Exercise goal:
Below is a set of records. Repeat them verbatim without the pictures.

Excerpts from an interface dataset
-*-*-
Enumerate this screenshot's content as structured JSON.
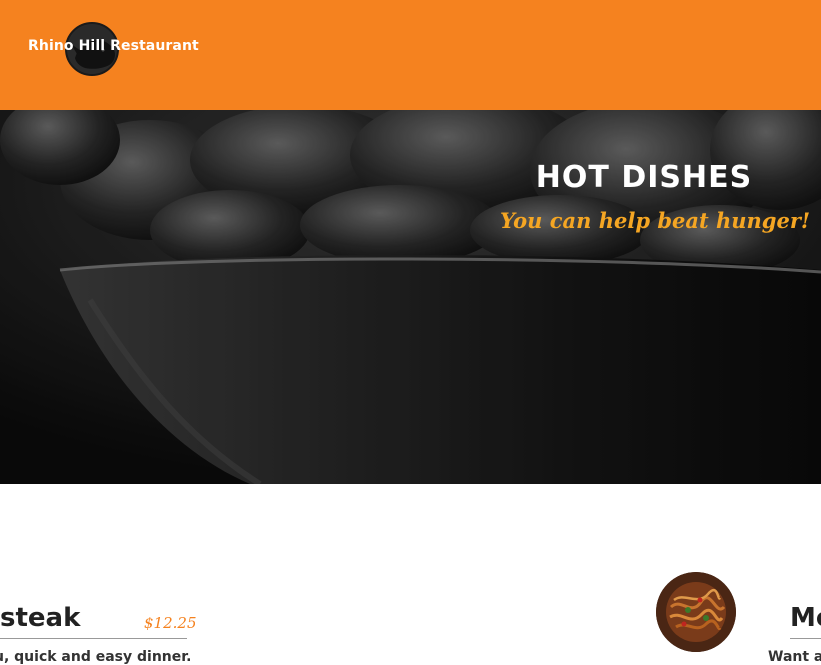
{
  "header": {
    "logo_text": "Rhino Hill Restaurant",
    "logo_icon": "rhino-head-icon",
    "background_color": "#f5821f"
  },
  "hero": {
    "title": "HOT DISHES",
    "subtitle": "You can help beat hunger!",
    "image": "dark-bowl-of-food-photo",
    "subtitle_color": "#f5a623"
  },
  "menu": {
    "left_item": {
      "name": "steak",
      "price": "$12.25",
      "description": "u, quick and easy dinner."
    },
    "right_item": {
      "name": "Me",
      "description": "Want a",
      "image": "noodle-dish-photo"
    }
  }
}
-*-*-
Answer area:
Enumerate this screenshot's content as structured JSON.
{
  "header": {
    "logo_text": "Rhino Hill Restaurant",
    "logo_icon": "rhino-head-icon",
    "background_color": "#f5821f"
  },
  "hero": {
    "title": "HOT DISHES",
    "subtitle": "You can help beat hunger!",
    "image": "dark-bowl-of-food-photo",
    "subtitle_color": "#f5a623"
  },
  "menu": {
    "left_item": {
      "name": "steak",
      "price": "$12.25",
      "description": "u, quick and easy dinner."
    },
    "right_item": {
      "name": "Me",
      "description": "Want a",
      "image": "noodle-dish-photo"
    }
  }
}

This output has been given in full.